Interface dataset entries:
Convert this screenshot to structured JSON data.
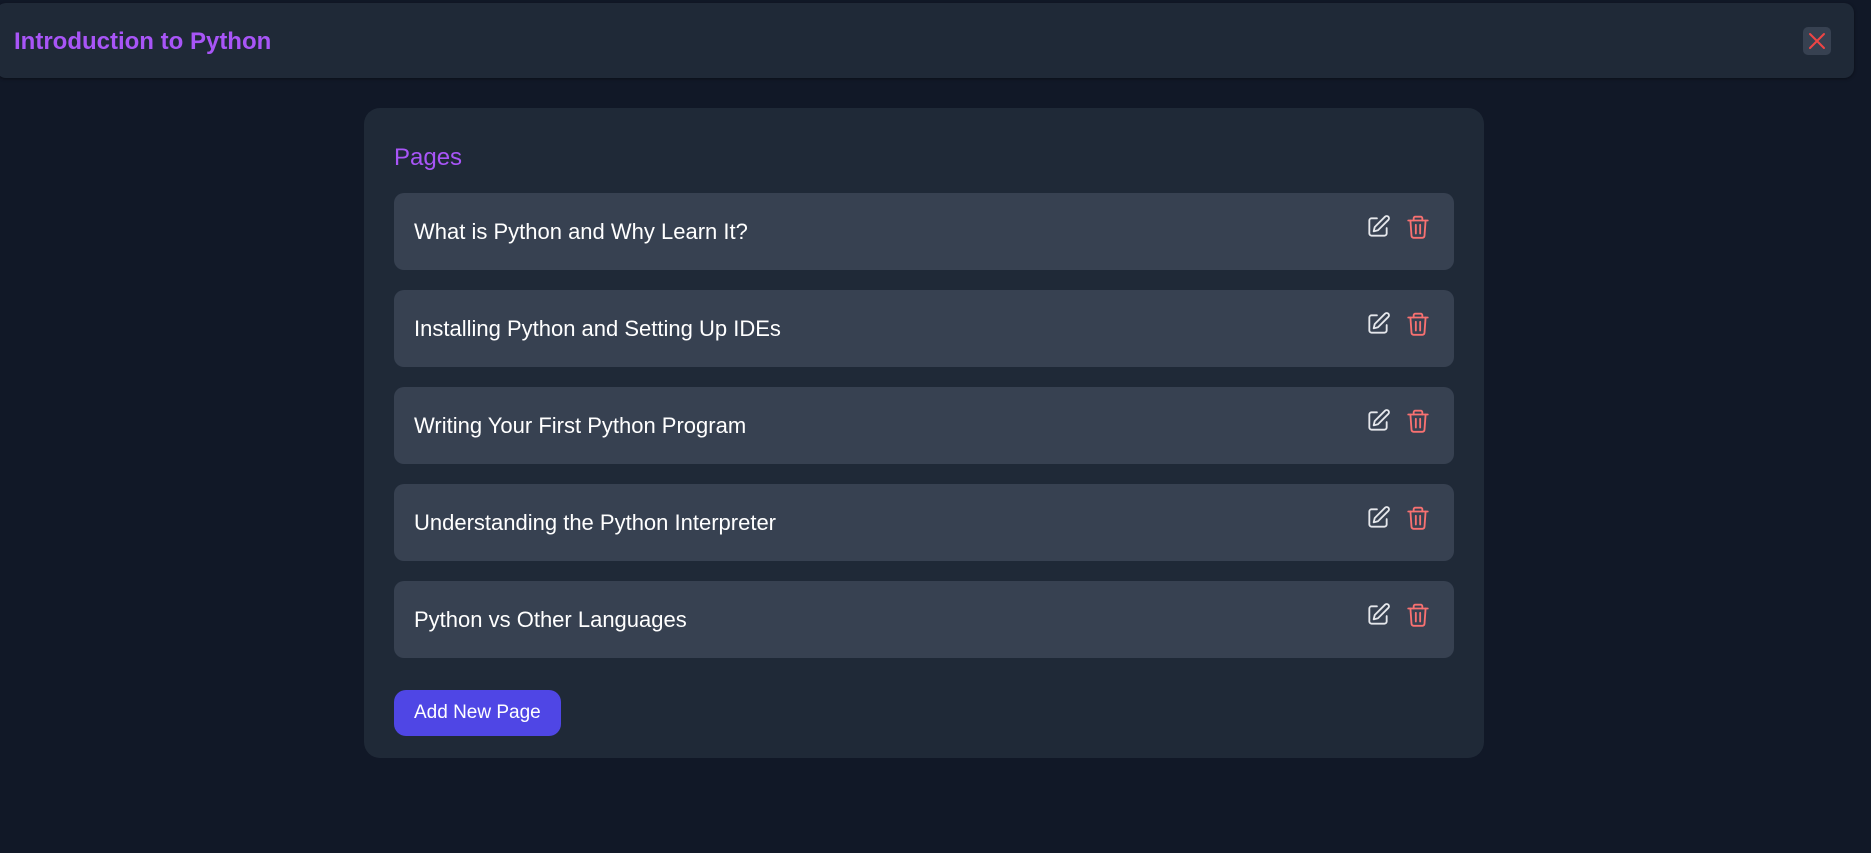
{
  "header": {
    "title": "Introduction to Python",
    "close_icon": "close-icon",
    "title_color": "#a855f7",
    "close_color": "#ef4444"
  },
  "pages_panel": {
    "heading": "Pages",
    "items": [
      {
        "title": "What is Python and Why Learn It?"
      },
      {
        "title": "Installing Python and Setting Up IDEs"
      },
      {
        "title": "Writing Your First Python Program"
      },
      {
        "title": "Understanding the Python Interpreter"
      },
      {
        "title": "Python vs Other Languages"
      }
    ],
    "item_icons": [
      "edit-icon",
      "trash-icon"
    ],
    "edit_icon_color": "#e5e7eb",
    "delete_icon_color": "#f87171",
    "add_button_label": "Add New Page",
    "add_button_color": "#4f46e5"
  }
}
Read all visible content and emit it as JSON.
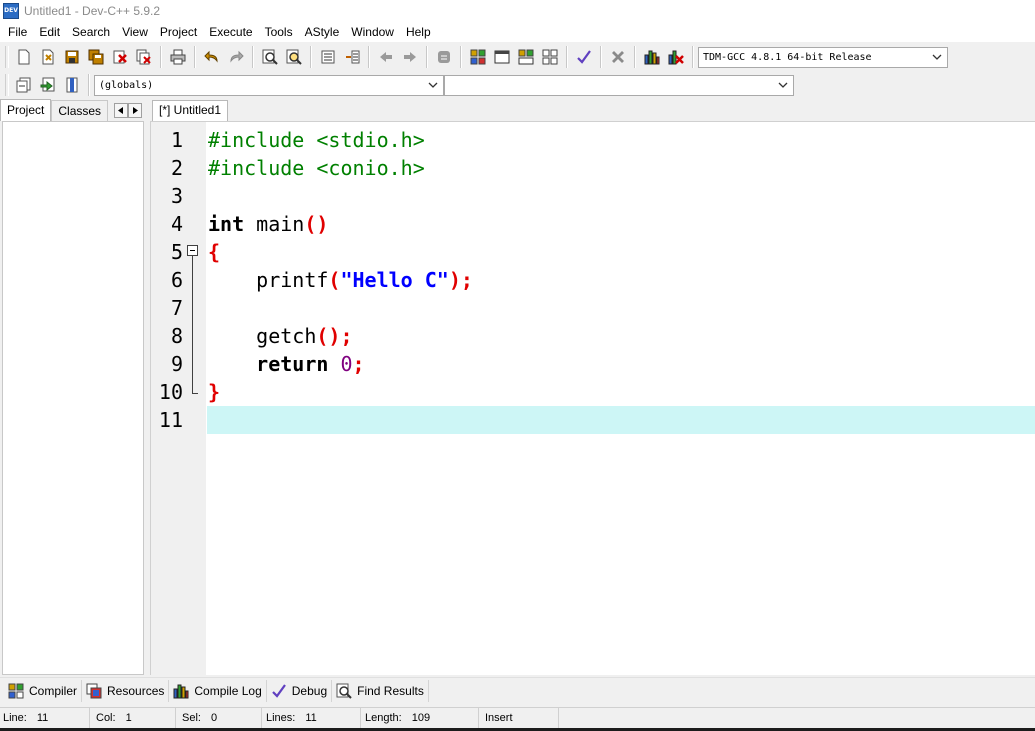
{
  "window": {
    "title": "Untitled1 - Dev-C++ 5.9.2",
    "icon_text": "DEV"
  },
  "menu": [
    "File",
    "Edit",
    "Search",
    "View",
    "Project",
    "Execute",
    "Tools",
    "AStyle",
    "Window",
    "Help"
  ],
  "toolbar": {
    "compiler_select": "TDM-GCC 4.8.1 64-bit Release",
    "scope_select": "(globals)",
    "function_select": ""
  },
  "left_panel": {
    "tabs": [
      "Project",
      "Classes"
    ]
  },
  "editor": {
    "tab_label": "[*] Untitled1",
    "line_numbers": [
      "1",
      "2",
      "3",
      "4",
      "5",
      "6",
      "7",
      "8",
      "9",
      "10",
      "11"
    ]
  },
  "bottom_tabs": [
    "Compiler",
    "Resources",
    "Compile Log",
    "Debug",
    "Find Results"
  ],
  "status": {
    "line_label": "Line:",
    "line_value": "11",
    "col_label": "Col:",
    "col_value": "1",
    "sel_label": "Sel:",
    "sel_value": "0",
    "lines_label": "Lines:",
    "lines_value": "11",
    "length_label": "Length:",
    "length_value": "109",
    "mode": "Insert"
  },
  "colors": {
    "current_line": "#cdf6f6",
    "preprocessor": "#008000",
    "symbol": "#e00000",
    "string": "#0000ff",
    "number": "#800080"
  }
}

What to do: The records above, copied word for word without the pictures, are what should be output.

Output of the exercise:
Convert this screenshot to structured JSON data.
{
  "header": {
    "title": "Introduction to Python",
    "close_icon": "close-icon",
    "title_color": "#a855f7",
    "close_color": "#ef4444"
  },
  "pages_panel": {
    "heading": "Pages",
    "items": [
      {
        "title": "What is Python and Why Learn It?"
      },
      {
        "title": "Installing Python and Setting Up IDEs"
      },
      {
        "title": "Writing Your First Python Program"
      },
      {
        "title": "Understanding the Python Interpreter"
      },
      {
        "title": "Python vs Other Languages"
      }
    ],
    "item_icons": [
      "edit-icon",
      "trash-icon"
    ],
    "edit_icon_color": "#e5e7eb",
    "delete_icon_color": "#f87171",
    "add_button_label": "Add New Page",
    "add_button_color": "#4f46e5"
  }
}
Read all visible content and emit it as JSON.
{
  "window": {
    "title": "Untitled1 - Dev-C++ 5.9.2",
    "icon_text": "DEV"
  },
  "menu": [
    "File",
    "Edit",
    "Search",
    "View",
    "Project",
    "Execute",
    "Tools",
    "AStyle",
    "Window",
    "Help"
  ],
  "toolbar": {
    "compiler_select": "TDM-GCC 4.8.1 64-bit Release",
    "scope_select": "(globals)",
    "function_select": ""
  },
  "left_panel": {
    "tabs": [
      "Project",
      "Classes"
    ]
  },
  "editor": {
    "tab_label": "[*] Untitled1",
    "line_numbers": [
      "1",
      "2",
      "3",
      "4",
      "5",
      "6",
      "7",
      "8",
      "9",
      "10",
      "11"
    ]
  },
  "bottom_tabs": [
    "Compiler",
    "Resources",
    "Compile Log",
    "Debug",
    "Find Results"
  ],
  "status": {
    "line_label": "Line:",
    "line_value": "11",
    "col_label": "Col:",
    "col_value": "1",
    "sel_label": "Sel:",
    "sel_value": "0",
    "lines_label": "Lines:",
    "lines_value": "11",
    "length_label": "Length:",
    "length_value": "109",
    "mode": "Insert"
  },
  "colors": {
    "current_line": "#cdf6f6",
    "preprocessor": "#008000",
    "symbol": "#e00000",
    "string": "#0000ff",
    "number": "#800080"
  }
}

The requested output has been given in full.